* [Exercise instructions]: Read the listing and extract each line that includes the word "Bedensel".
• • • •
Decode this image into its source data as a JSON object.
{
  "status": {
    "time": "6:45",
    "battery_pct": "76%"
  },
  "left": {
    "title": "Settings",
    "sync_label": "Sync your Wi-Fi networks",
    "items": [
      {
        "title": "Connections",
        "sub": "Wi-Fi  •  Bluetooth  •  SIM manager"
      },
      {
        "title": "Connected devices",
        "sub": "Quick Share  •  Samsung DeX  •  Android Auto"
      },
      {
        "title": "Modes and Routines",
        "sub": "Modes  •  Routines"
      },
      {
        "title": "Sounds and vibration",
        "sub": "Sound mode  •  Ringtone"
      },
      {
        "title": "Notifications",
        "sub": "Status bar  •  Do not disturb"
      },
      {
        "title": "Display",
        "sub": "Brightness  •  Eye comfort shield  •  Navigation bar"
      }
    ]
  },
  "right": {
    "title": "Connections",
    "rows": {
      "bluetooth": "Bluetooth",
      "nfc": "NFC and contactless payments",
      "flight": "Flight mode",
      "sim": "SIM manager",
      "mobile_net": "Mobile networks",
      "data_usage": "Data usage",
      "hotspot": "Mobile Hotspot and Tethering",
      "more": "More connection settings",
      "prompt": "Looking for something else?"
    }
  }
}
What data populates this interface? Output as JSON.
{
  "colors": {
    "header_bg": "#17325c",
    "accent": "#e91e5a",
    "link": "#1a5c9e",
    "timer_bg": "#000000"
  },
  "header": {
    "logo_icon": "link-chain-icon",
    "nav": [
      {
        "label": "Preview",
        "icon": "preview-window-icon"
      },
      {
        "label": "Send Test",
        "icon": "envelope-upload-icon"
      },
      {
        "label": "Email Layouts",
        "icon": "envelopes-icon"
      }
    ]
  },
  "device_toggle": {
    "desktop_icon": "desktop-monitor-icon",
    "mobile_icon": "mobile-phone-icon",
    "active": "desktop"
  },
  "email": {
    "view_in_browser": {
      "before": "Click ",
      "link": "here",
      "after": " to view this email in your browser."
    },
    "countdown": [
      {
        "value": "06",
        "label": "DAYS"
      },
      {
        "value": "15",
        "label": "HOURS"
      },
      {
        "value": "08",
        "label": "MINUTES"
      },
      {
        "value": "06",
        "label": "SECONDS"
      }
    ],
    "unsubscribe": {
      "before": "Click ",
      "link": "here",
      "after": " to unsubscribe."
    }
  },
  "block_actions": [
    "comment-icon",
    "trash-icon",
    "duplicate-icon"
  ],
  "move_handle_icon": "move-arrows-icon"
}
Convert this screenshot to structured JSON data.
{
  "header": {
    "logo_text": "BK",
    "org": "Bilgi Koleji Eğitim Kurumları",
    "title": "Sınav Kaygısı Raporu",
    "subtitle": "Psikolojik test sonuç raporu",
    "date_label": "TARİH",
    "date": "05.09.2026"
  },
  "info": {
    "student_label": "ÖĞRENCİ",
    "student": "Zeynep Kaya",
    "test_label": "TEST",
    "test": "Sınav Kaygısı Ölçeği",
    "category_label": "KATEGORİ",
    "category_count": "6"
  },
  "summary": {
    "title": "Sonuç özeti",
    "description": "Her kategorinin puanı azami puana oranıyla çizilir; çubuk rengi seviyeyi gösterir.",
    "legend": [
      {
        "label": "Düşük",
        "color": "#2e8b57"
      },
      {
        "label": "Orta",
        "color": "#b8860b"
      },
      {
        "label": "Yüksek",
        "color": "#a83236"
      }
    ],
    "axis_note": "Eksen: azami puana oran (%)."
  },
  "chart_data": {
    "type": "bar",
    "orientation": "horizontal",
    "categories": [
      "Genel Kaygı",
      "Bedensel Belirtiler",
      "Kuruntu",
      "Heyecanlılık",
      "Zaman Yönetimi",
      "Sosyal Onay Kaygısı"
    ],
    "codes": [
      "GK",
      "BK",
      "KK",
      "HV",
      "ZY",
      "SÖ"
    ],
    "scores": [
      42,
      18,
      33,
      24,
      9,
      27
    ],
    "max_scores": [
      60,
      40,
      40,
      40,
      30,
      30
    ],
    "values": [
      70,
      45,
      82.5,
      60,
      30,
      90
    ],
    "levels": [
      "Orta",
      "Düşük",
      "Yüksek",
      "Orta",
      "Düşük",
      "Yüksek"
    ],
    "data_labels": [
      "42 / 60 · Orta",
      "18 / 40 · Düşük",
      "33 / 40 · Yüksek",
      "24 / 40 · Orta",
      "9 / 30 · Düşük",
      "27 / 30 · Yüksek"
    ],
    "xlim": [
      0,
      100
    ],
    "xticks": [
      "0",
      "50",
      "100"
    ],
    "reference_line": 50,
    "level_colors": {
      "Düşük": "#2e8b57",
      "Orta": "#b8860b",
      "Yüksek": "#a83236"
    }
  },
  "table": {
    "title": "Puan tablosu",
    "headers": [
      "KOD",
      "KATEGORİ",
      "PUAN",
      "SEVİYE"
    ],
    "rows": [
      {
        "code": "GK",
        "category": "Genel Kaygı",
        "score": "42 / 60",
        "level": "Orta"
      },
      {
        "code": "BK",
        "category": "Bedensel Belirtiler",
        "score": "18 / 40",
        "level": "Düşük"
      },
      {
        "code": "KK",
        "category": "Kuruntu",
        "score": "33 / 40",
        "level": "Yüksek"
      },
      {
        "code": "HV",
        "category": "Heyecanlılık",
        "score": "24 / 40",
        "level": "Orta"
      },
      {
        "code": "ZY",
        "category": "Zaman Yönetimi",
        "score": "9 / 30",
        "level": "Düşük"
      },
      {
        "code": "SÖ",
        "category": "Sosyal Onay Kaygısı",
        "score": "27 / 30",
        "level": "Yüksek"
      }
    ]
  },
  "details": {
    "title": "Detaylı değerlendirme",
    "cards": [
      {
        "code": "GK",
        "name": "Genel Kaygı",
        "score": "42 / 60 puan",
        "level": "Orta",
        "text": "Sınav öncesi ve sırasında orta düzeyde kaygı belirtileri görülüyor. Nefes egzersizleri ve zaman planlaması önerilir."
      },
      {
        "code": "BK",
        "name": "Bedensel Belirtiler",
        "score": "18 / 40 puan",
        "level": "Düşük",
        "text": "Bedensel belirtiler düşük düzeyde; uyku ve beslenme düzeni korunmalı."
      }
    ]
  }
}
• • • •
* [Exercise response]:
      "Bedensel Belirtiler",
        "category": "Bedensel Belirtiler",
        "name": "Bedensel Belirtiler",
        "text": "Bedensel belirtiler düşük düzeyde; uyku ve beslenme düzeni korunmalı."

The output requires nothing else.